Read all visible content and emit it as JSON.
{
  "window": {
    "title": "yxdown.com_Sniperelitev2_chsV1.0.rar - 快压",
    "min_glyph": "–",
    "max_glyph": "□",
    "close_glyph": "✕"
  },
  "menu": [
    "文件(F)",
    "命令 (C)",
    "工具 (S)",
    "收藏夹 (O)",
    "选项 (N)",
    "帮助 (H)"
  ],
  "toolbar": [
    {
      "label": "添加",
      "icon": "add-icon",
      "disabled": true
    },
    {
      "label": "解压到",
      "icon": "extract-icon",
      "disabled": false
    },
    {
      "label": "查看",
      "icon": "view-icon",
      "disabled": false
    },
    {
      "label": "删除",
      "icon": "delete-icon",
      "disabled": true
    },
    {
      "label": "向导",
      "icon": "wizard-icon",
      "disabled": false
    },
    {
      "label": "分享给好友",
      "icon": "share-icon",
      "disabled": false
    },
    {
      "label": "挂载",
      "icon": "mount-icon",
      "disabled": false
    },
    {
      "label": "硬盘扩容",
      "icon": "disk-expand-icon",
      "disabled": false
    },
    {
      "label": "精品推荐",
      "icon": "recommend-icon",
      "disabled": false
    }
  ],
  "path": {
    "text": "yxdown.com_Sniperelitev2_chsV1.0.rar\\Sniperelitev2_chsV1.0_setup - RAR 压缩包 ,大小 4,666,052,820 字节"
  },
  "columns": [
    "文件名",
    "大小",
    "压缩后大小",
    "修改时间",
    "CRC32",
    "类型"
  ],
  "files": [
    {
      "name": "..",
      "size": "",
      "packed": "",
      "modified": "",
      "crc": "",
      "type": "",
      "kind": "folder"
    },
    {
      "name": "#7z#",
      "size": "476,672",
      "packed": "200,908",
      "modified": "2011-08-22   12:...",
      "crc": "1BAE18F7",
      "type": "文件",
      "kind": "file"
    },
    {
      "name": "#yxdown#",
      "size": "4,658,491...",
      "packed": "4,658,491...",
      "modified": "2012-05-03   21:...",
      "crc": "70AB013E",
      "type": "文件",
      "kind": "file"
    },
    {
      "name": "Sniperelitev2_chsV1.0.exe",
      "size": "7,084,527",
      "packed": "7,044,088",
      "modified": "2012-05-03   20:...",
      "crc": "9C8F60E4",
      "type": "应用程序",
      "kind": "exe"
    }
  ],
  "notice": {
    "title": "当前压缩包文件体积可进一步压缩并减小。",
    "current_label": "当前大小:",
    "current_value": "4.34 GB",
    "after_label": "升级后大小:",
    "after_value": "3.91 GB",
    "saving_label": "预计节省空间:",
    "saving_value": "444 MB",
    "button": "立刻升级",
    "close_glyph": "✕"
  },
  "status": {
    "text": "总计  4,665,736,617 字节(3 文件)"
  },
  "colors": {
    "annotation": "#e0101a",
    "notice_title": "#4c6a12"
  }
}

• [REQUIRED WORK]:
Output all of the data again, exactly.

• [SOLVED PROBLEM]:
Read all visible content and emit it as JSON.
{
  "window": {
    "title": "yxdown.com_Sniperelitev2_chsV1.0.rar - 快压",
    "min_glyph": "–",
    "max_glyph": "□",
    "close_glyph": "✕"
  },
  "menu": [
    "文件(F)",
    "命令 (C)",
    "工具 (S)",
    "收藏夹 (O)",
    "选项 (N)",
    "帮助 (H)"
  ],
  "toolbar": [
    {
      "label": "添加",
      "icon": "add-icon",
      "disabled": true
    },
    {
      "label": "解压到",
      "icon": "extract-icon",
      "disabled": false
    },
    {
      "label": "查看",
      "icon": "view-icon",
      "disabled": false
    },
    {
      "label": "删除",
      "icon": "delete-icon",
      "disabled": true
    },
    {
      "label": "向导",
      "icon": "wizard-icon",
      "disabled": false
    },
    {
      "label": "分享给好友",
      "icon": "share-icon",
      "disabled": false
    },
    {
      "label": "挂载",
      "icon": "mount-icon",
      "disabled": false
    },
    {
      "label": "硬盘扩容",
      "icon": "disk-expand-icon",
      "disabled": false
    },
    {
      "label": "精品推荐",
      "icon": "recommend-icon",
      "disabled": false
    }
  ],
  "path": {
    "text": "yxdown.com_Sniperelitev2_chsV1.0.rar\\Sniperelitev2_chsV1.0_setup - RAR 压缩包 ,大小 4,666,052,820 字节"
  },
  "columns": [
    "文件名",
    "大小",
    "压缩后大小",
    "修改时间",
    "CRC32",
    "类型"
  ],
  "files": [
    {
      "name": "..",
      "size": "",
      "packed": "",
      "modified": "",
      "crc": "",
      "type": "",
      "kind": "folder"
    },
    {
      "name": "#7z#",
      "size": "476,672",
      "packed": "200,908",
      "modified": "2011-08-22   12:...",
      "crc": "1BAE18F7",
      "type": "文件",
      "kind": "file"
    },
    {
      "name": "#yxdown#",
      "size": "4,658,491...",
      "packed": "4,658,491...",
      "modified": "2012-05-03   21:...",
      "crc": "70AB013E",
      "type": "文件",
      "kind": "file"
    },
    {
      "name": "Sniperelitev2_chsV1.0.exe",
      "size": "7,084,527",
      "packed": "7,044,088",
      "modified": "2012-05-03   20:...",
      "crc": "9C8F60E4",
      "type": "应用程序",
      "kind": "exe"
    }
  ],
  "notice": {
    "title": "当前压缩包文件体积可进一步压缩并减小。",
    "current_label": "当前大小:",
    "current_value": "4.34 GB",
    "after_label": "升级后大小:",
    "after_value": "3.91 GB",
    "saving_label": "预计节省空间:",
    "saving_value": "444 MB",
    "button": "立刻升级",
    "close_glyph": "✕"
  },
  "status": {
    "text": "总计  4,665,736,617 字节(3 文件)"
  },
  "colors": {
    "annotation": "#e0101a",
    "notice_title": "#4c6a12"
  }
}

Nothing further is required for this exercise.